A convicted drug trafficker claims his human rights were breached when Victoria shared his DNA with Queensland crime authorities.
DNA evidence helped nail and jail Steve Marincic, who goes by various aliases, for drug offences in Queensland.
He says Victorian Attorney-General Jill Hennessy invaded his privacy by allowing his DNA profile from Victoria to be used by Queensland prosecutors and revelled "in her role as tormentor and gatekeeper of 'justice' in all its shallow waters".
Marincic is appealing in the Queensland Court of Criminal Appeal, arguing evidence of his DNA from Victoria was collected and shared with Queensland prosecutors without his consent.
He says it breached his human rights and he sought an order under the Equal Opportunity Act, alleging discrimination and victimisation.
Marincic has already aired his grievances in a variety of state and federal legal agencies, but went to the Victorian Civil and Administrative Tribunal in February.

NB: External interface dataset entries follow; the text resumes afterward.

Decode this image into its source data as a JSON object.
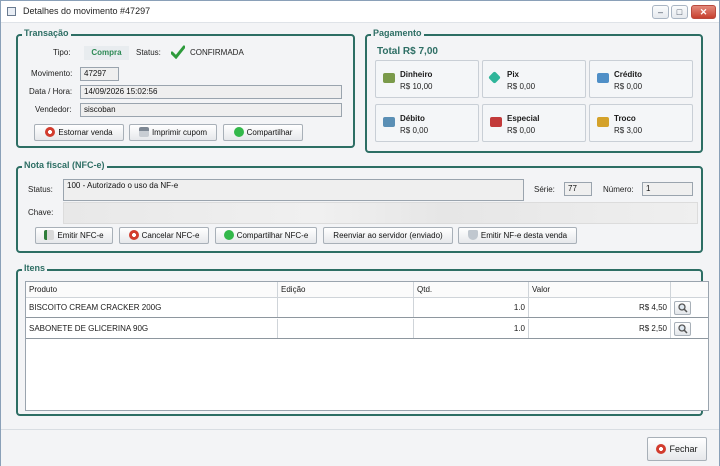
{
  "window": {
    "title": "Detalhes do movimento #47297"
  },
  "transacao": {
    "legend": "Transação",
    "tipo_label": "Tipo:",
    "tipo_value": "Compra",
    "status_label": "Status:",
    "status_value": "CONFIRMADA",
    "movimento_label": "Movimento:",
    "movimento_value": "47297",
    "datahora_label": "Data / Hora:",
    "datahora_value": "14/09/2026  15:02:56",
    "vendedor_label": "Vendedor:",
    "vendedor_value": "siscoban",
    "buttons": {
      "estornar": "Estornar venda",
      "imprimir": "Imprimir cupom",
      "compartilhar": "Compartilhar"
    }
  },
  "pagamento": {
    "legend": "Pagamento",
    "total": "Total  R$ 7,00",
    "cards": [
      {
        "name": "Dinheiro",
        "value": "R$ 10,00",
        "color": "#7a9a4a"
      },
      {
        "name": "Pix",
        "value": "R$ 0,00",
        "color": "#2fb59a"
      },
      {
        "name": "Crédito",
        "value": "R$ 0,00",
        "color": "#4f8fc7"
      },
      {
        "name": "Débito",
        "value": "R$ 0,00",
        "color": "#5a8fb5"
      },
      {
        "name": "Especial",
        "value": "R$ 0,00",
        "color": "#c23a3a"
      },
      {
        "name": "Troco",
        "value": "R$ 3,00",
        "color": "#d4a22a"
      }
    ]
  },
  "nfce": {
    "legend": "Nota fiscal (NFC-e)",
    "status_label": "Status:",
    "status_value": "100 - Autorizado o uso da NF-e",
    "serie_label": "Série:",
    "serie_value": "77",
    "numero_label": "Número:",
    "numero_value": "1",
    "chave_label": "Chave:",
    "buttons": {
      "emitir": "Emitir NFC-e",
      "cancelar": "Cancelar NFC-e",
      "compartilhar": "Compartilhar NFC-e",
      "reenviar": "Reenviar ao servidor (enviado)",
      "emitir_nfe": "Emitir NF-e desta venda"
    }
  },
  "itens": {
    "legend": "Itens",
    "columns": [
      "Produto",
      "Edição",
      "Qtd.",
      "Valor"
    ],
    "rows": [
      {
        "produto": "BISCOITO CREAM CRACKER 200G",
        "edicao": "",
        "qtd": "1.0",
        "valor": "R$ 4,50"
      },
      {
        "produto": "SABONETE DE GLICERINA 90G",
        "edicao": "",
        "qtd": "1.0",
        "valor": "R$ 2,50"
      }
    ]
  },
  "footer": {
    "fechar": "Fechar"
  }
}
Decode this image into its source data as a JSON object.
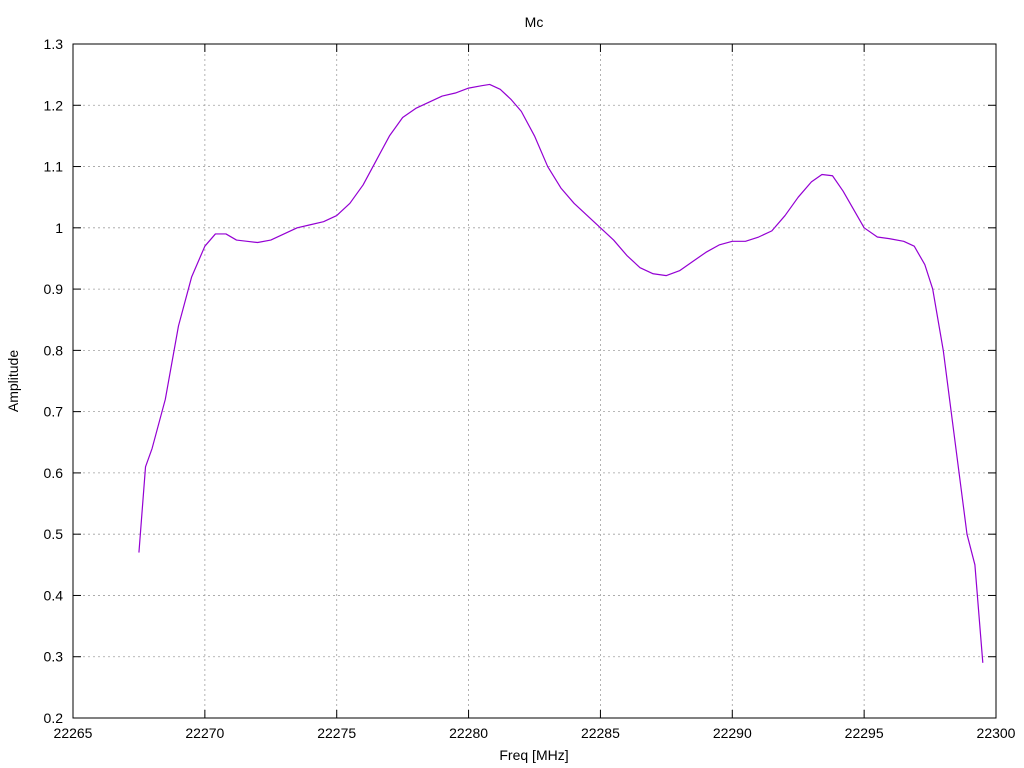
{
  "chart_data": {
    "type": "line",
    "title": "Mc",
    "xlabel": "Freq [MHz]",
    "ylabel": "Amplitude",
    "xlim": [
      22265,
      22300
    ],
    "ylim": [
      0.2,
      1.3
    ],
    "xticks": [
      "22265",
      "22270",
      "22275",
      "22280",
      "22285",
      "22290",
      "22295",
      "22300"
    ],
    "yticks": [
      "0.2",
      "0.3",
      "0.4",
      "0.5",
      "0.6",
      "0.7",
      "0.8",
      "0.9",
      "1",
      "1.1",
      "1.2",
      "1.3"
    ],
    "grid": true,
    "legend": "none",
    "line_color": "#9400d3",
    "series": [
      {
        "x": [
          22267.5,
          22267.75,
          22268.0,
          22268.5,
          22269.0,
          22269.5,
          22270.0,
          22270.4,
          22270.8,
          22271.2,
          22271.6,
          22272.0,
          22272.5,
          22273.0,
          22273.5,
          22274.0,
          22274.5,
          22275.0,
          22275.5,
          22276.0,
          22276.5,
          22277.0,
          22277.5,
          22278.0,
          22278.5,
          22279.0,
          22279.5,
          22280.0,
          22280.5,
          22280.8,
          22281.2,
          22281.6,
          22282.0,
          22282.5,
          22283.0,
          22283.5,
          22284.0,
          22284.5,
          22285.0,
          22285.5,
          22286.0,
          22286.5,
          22287.0,
          22287.5,
          22288.0,
          22288.5,
          22289.0,
          22289.5,
          22290.0,
          22290.5,
          22291.0,
          22291.5,
          22292.0,
          22292.5,
          22293.0,
          22293.4,
          22293.8,
          22294.2,
          22294.6,
          22295.0,
          22295.5,
          22296.0,
          22296.5,
          22296.9,
          22297.3,
          22297.6,
          22298.0,
          22298.3,
          22298.6,
          22298.9,
          22299.2,
          22299.5
        ],
        "y": [
          0.47,
          0.61,
          0.64,
          0.72,
          0.84,
          0.92,
          0.97,
          0.99,
          0.99,
          0.98,
          0.978,
          0.976,
          0.98,
          0.99,
          1.0,
          1.005,
          1.01,
          1.02,
          1.04,
          1.07,
          1.11,
          1.15,
          1.18,
          1.195,
          1.205,
          1.215,
          1.22,
          1.228,
          1.232,
          1.234,
          1.226,
          1.21,
          1.19,
          1.15,
          1.1,
          1.065,
          1.04,
          1.02,
          1.0,
          0.98,
          0.955,
          0.935,
          0.925,
          0.922,
          0.93,
          0.945,
          0.96,
          0.972,
          0.978,
          0.978,
          0.985,
          0.995,
          1.02,
          1.05,
          1.075,
          1.087,
          1.085,
          1.06,
          1.03,
          1.0,
          0.985,
          0.982,
          0.978,
          0.97,
          0.94,
          0.9,
          0.8,
          0.7,
          0.6,
          0.5,
          0.45,
          0.29
        ]
      }
    ]
  }
}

His application was rejected, because the tribunal did not have jurisdiction to review the behaviour of the Attorney-General of Victoria in relation to a person's DNA profile.
He then sought a review of the rejection, but VCAT member Anita Smith dismissed his application.
She found the correct decision had been made, as VCAT has no jurisdiction over the sharing of DNA information between criminal justice agencies and his claim did not fall within the Equal Opportunity Act 2010.
Australian Associated Press